During the eight long years of the Revolutionary War, both British and American commanders employed creative and dangerous tactics in an attempt to gather valuable military intelligence that could give their armies an edge on the battlefield. One common but incredibly risky method of obtaining such intelligence was to have a soldier pretend to “defect” to the opposing side. There, the phony defector would earn the enemy’s trust by offering attractive (and often false) information, then linger in the area long enough to gather whatever intelligence they could before sneaking back into friendly territory.
This was the tactic employed by Sergeant Daniel Bissell in 1781, a Connecticut native who answered George Washington’s request to gather intelligence on the ongoing British occupation of New York City.
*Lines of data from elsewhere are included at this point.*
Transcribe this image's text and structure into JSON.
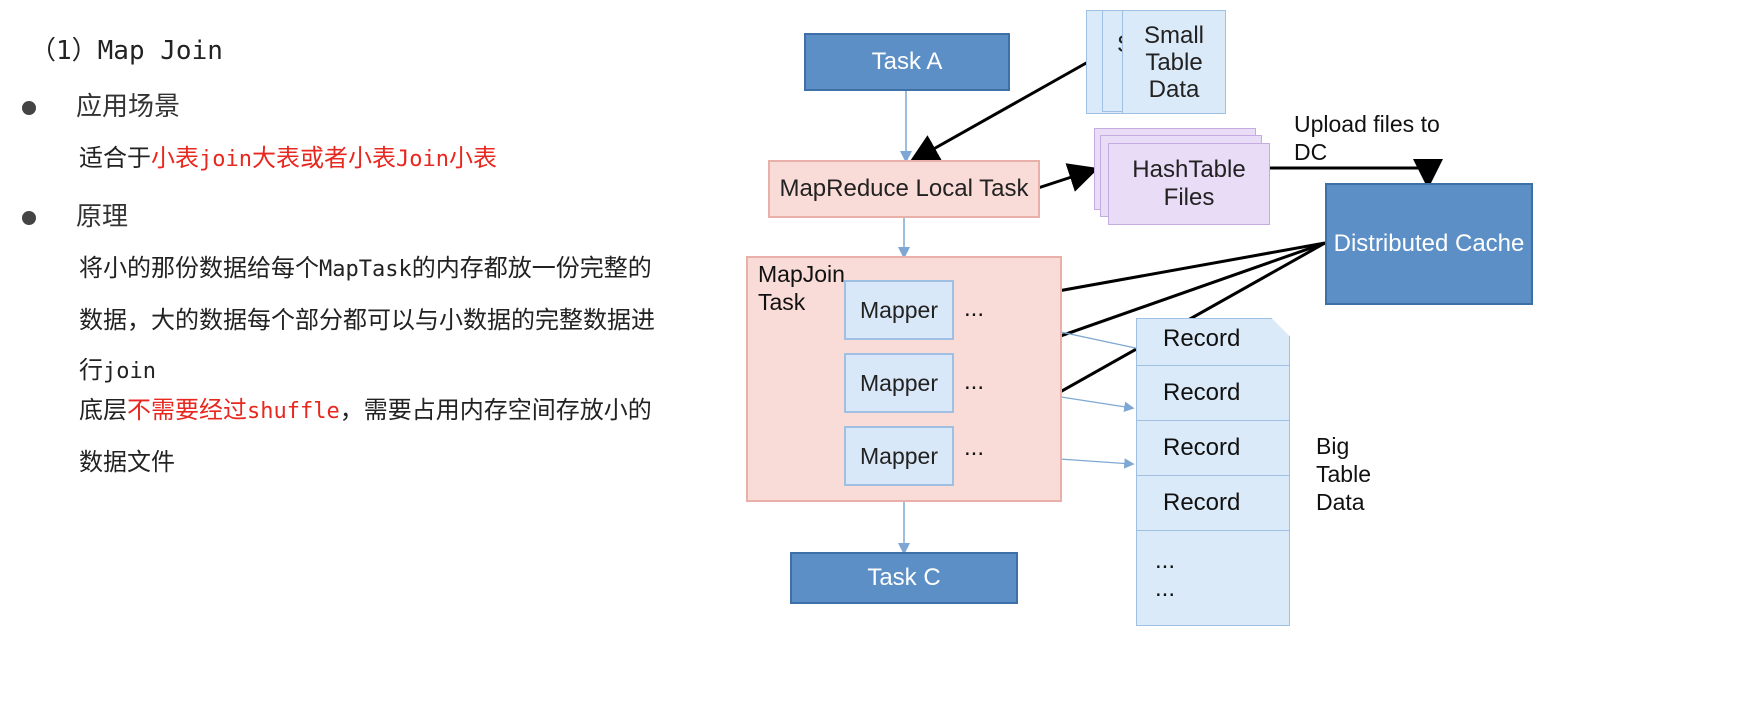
{
  "left": {
    "title": "（1）Map Join",
    "bullet1": "应用场景",
    "scene_prefix": "适合于",
    "scene_red_1": "小表",
    "scene_red_join1": "join",
    "scene_red_2": "大表或者小表",
    "scene_red_join2": "Join",
    "scene_red_3": "小表",
    "bullet2": "原理",
    "p1_a": "将小的那份数据给每个",
    "p1_maptask": "MapTask",
    "p1_b": "的内存都放一份完整的",
    "p1_line2": "数据，大的数据每个部分都可以与小数据的完整数据进",
    "p1_line3_a": "行",
    "p1_line3_join": "join",
    "p2_a": "底层",
    "p2_red": "不需要经过",
    "p2_red_mono": "shuffle",
    "p2_b": "，需要占用内存空间存放小的",
    "p2_line2": "数据文件"
  },
  "diagram": {
    "task_a": "Task A",
    "small_table_back": "S",
    "small_table": [
      "Small",
      "Table",
      "Data"
    ],
    "local_task": "MapReduce Local Task",
    "hashtable": [
      "HashTable",
      "Files"
    ],
    "upload": [
      "Upload files to",
      "DC"
    ],
    "dist_cache": "Distributed Cache",
    "mapjoin_task": [
      "MapJoin",
      "Task"
    ],
    "mapper": "Mapper",
    "ellipsis": "...",
    "records": [
      "Record",
      "Record",
      "Record",
      "Record",
      "...",
      "..."
    ],
    "big_table": [
      "Big",
      "Table",
      "Data"
    ],
    "task_c": "Task C"
  },
  "colors": {
    "accent_red": "#e8271f",
    "task_blue": "#5b8fc6",
    "local_pink": "#f9dcd8",
    "hash_purple": "#e9dcf6",
    "record_blue": "#dbeaf9"
  }
}
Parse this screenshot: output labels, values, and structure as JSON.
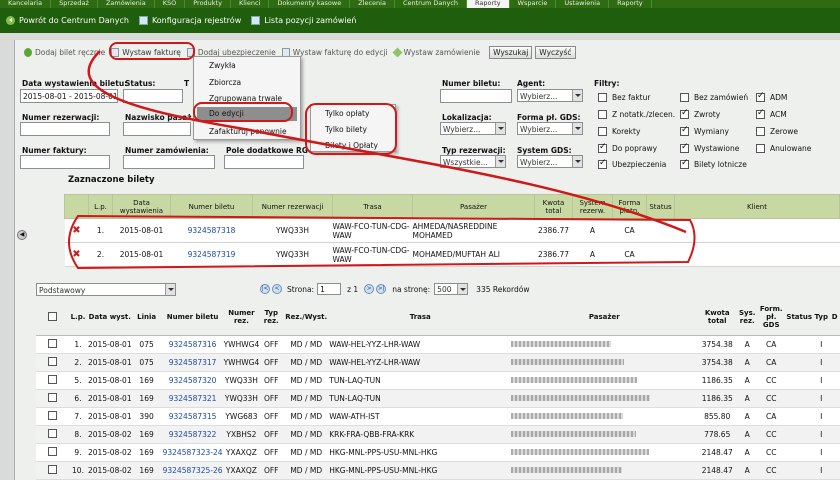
{
  "top_nav": {
    "tabs": [
      "Kancelaria",
      "Sprzedaż",
      "Zamówienia",
      "KSO",
      "Produkty",
      "Klienci",
      "Dokumenty kasowe",
      "Zlecenia",
      "Centrum Danych",
      "Raporty",
      "Wsparcie",
      "Ustawienia",
      "Raporty"
    ],
    "active_index": 9
  },
  "sub_nav": {
    "back": "Powrót do Centrum Danych",
    "config": "Konfiguracja rejestrów",
    "list": "Lista pozycji zamówień"
  },
  "toolbar": {
    "add_ticket": "Dodaj bilet ręcznie",
    "issue_invoice": "Wystaw fakturę",
    "add_insurance": "Dodaj ubezpieczenie",
    "issue_invoice_edit": "Wystaw fakturę do edycji",
    "issue_order": "Wystaw zamówienie",
    "search": "Wyszukaj",
    "clear": "Wyczyść"
  },
  "filters": {
    "issue_date_label": "Data wystawienia biletu:",
    "issue_date_value": "2015-08-01 - 2015-08-01",
    "status_label": "Status:",
    "t_label": "T",
    "ticket_number_label": "Numer biletu:",
    "agent_label": "Agent:",
    "agent_value": "Wybierz...",
    "reservation_label": "Numer rezerwacji:",
    "passenger_label": "Nazwisko pasaż",
    "location_label": "Lokalizacja:",
    "location_value": "Wybierz...",
    "gds_form_label": "Forma pł. GDS:",
    "gds_form_value": "Wybierz...",
    "invoice_label": "Numer faktury:",
    "order_label": "Numer zamówienia:",
    "extra_field_label": "Pole dodatkowe RG",
    "reservation_type_label": "Typ rezerwacji:",
    "reservation_type_value": "Wszystkie...",
    "gds_system_label": "System GDS:",
    "gds_system_value": "Wybierz..."
  },
  "checkbox_filters": {
    "title": "Filtry:",
    "items": [
      {
        "label": "Bez faktur",
        "checked": false
      },
      {
        "label": "Bez zamówień",
        "checked": false
      },
      {
        "label": "ADM",
        "checked": true
      },
      {
        "label": "Z notatk./zlecen.",
        "checked": false
      },
      {
        "label": "Zwroty",
        "checked": true
      },
      {
        "label": "ACM",
        "checked": true
      },
      {
        "label": "Korekty",
        "checked": false
      },
      {
        "label": "Wymiany",
        "checked": true
      },
      {
        "label": "Zerowe",
        "checked": false
      },
      {
        "label": "Do poprawy",
        "checked": true
      },
      {
        "label": "Wystawione",
        "checked": true
      },
      {
        "label": "Anulowane",
        "checked": false
      },
      {
        "label": "Ubezpieczenia",
        "checked": true
      },
      {
        "label": "Bilety lotnicze",
        "checked": true
      }
    ]
  },
  "dropdown_menu": {
    "items": [
      "Zwykła",
      "Zbiorcza",
      "Zgrupowana trwale",
      "Do edycji",
      "Zafakturuj ponownie"
    ],
    "highlighted": "Do edycji"
  },
  "submenu": {
    "items": [
      "Tylko opłaty",
      "Tylko bilety",
      "Bilety i Opłaty"
    ]
  },
  "selected": {
    "title": "Zaznaczone bilety",
    "headers": [
      "L.p.",
      "Data wystawienia",
      "Numer biletu",
      "Numer rezerwacji",
      "Trasa",
      "Pasażer",
      "Kwota total",
      "System rezerw.",
      "Forma płatn.",
      "Status",
      "Klient"
    ],
    "rows": [
      {
        "lp": "1.",
        "date": "2015-08-01",
        "ticket": "9324587318",
        "res": "YWQ33H",
        "route": "WAW-FCO-TUN-CDG-WAW",
        "passenger": "AHMEDA/NASREDDINE MOHAMED",
        "amount": "2386.77",
        "sys": "A",
        "form": "CA"
      },
      {
        "lp": "2.",
        "date": "2015-08-01",
        "ticket": "9324587319",
        "res": "YWQ33H",
        "route": "WAW-FCO-TUN-CDG-WAW",
        "passenger": "MOHAMED/MUFTAH ALI",
        "amount": "2386.77",
        "sys": "A",
        "form": "CA"
      }
    ]
  },
  "pager": {
    "view": "Podstawowy",
    "page_label": "Strona:",
    "page": "1",
    "of": "z 1",
    "per_page_label": "na stronę:",
    "per_page": "500",
    "records": "335 Rekordów"
  },
  "main_table": {
    "headers": [
      "L.p.",
      "Data wyst.",
      "Linia",
      "Numer biletu",
      "Numer rez.",
      "Typ rez.",
      "Rez./Wyst.",
      "Trasa",
      "Pasażer",
      "Kwota total",
      "Sys. rez.",
      "Form. pł. GDS",
      "Status",
      "Typ",
      "D"
    ],
    "rows": [
      {
        "lp": "1.",
        "date": "2015-08-01",
        "line": "075",
        "ticket": "9324587316",
        "res": "YWHWG4",
        "type": "OFF",
        "rw": "MD / MD",
        "route": "WAW-HEL-YYZ-LHR-WAW",
        "amount": "3754.38",
        "sys": "A",
        "form": "CA",
        "t": "I"
      },
      {
        "lp": "2.",
        "date": "2015-08-01",
        "line": "075",
        "ticket": "9324587317",
        "res": "YWHWG4",
        "type": "OFF",
        "rw": "MD / MD",
        "route": "WAW-HEL-YYZ-LHR-WAW",
        "amount": "3754.38",
        "sys": "A",
        "form": "CA",
        "t": "I"
      },
      {
        "lp": "5.",
        "date": "2015-08-01",
        "line": "169",
        "ticket": "9324587320",
        "res": "YWQ33H",
        "type": "OFF",
        "rw": "MD / MD",
        "route": "TUN-LAQ-TUN",
        "amount": "1186.35",
        "sys": "A",
        "form": "CC",
        "t": "I"
      },
      {
        "lp": "6.",
        "date": "2015-08-01",
        "line": "169",
        "ticket": "9324587321",
        "res": "YWQ33H",
        "type": "OFF",
        "rw": "MD / MD",
        "route": "TUN-LAQ-TUN",
        "amount": "1186.35",
        "sys": "A",
        "form": "CC",
        "t": "I"
      },
      {
        "lp": "7.",
        "date": "2015-08-01",
        "line": "390",
        "ticket": "9324587315",
        "res": "YWG683",
        "type": "OFF",
        "rw": "MD / MD",
        "route": "WAW-ATH-IST",
        "amount": "855.80",
        "sys": "A",
        "form": "CA",
        "t": "I"
      },
      {
        "lp": "8.",
        "date": "2015-08-02",
        "line": "169",
        "ticket": "9324587322",
        "res": "YXBHS2",
        "type": "OFF",
        "rw": "MD / MD",
        "route": "KRK-FRA-QBB-FRA-KRK",
        "amount": "778.65",
        "sys": "A",
        "form": "CC",
        "t": "I"
      },
      {
        "lp": "9.",
        "date": "2015-08-02",
        "line": "169",
        "ticket": "9324587323-24",
        "res": "YXAXQZ",
        "type": "OFF",
        "rw": "MD / MD",
        "route": "HKG-MNL-PPS-USU-MNL-HKG",
        "amount": "2148.47",
        "sys": "A",
        "form": "CC",
        "t": "I"
      },
      {
        "lp": "10.",
        "date": "2015-08-02",
        "line": "169",
        "ticket": "9324587325-26",
        "res": "YXAXQZ",
        "type": "OFF",
        "rw": "MD / MD",
        "route": "HKG-MNL-PPS-USU-MNL-HKG",
        "amount": "2148.47",
        "sys": "A",
        "form": "CC",
        "t": "I"
      }
    ]
  },
  "colors": {
    "nav_green": "#1f5e0c",
    "header_green": "#c8d8a2",
    "annotation_red": "#d01818",
    "link_blue": "#1a4aa8"
  },
  "icons": [
    "back-arrow-icon",
    "config-icon",
    "list-icon",
    "add-icon",
    "invoice-icon",
    "insurance-icon",
    "order-icon",
    "delete-icon",
    "page-first-icon",
    "page-prev-icon",
    "page-next-icon",
    "page-last-icon",
    "scroll-left-icon"
  ]
}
Bissell, born in what is now East Windsor in 1757, was a man whose loyalty to the American cause appeared beyond reproach; he had been serving in the Continental Army since 1777. His impeccable service record made the discovery of his “defection” on the night of August 13, 1781 all the more shocking to his comrades in the 2nd Connecticut Regiment — and all the more attractive to the British soldiers who welcomed Bissell across their lines the following day.
Soon after he entered New York City, Bissell took the extraordinary step of enlisting in a British regiment — a move that added even more risk to his mission, since he could technically be tried as a traitor by the Americans were he ever to take up arms against the Continental Army in battle. Bissell insisted that he only did so to avoid being “pressed” into service aboard a British naval vessel. Regardless of the reason, records confirm Bissell’s claim that he was hospitalized with a feverish illness for most of the thirteen months he spent behind enemy lines, rendering him unable to participate in any military action against his countrymen. Bissell was, however, able to gather detailed intelligence on British fortifications and military strength while in New York City, and was able to draw intricate maps of British forts from memory as soon as he slipped back to the American lines in September of 1782.
In acknowledgment of his efforts, undertaken at great risk to himself, Bissell became the third and final known recipient of the Badge of Military Merit, the Revolutionary War-era emblem that later inspired the U.S. military’s Purple Heart medal. George Washington praised Bissell in his General Orders of June 8, 1783 for “having performed some important services, within the immediate knowledge of the Commander in chief, in which the fidelity, perseverance, and good sense of the said [Sergeant] Bissell were conspicuously manifested.”
Todd W. Braisted, “A Spy Wins a Purple Heart: The Amazing Tale of Daniel Bissell and the Military Order of Merit,” Journal of the American Revolution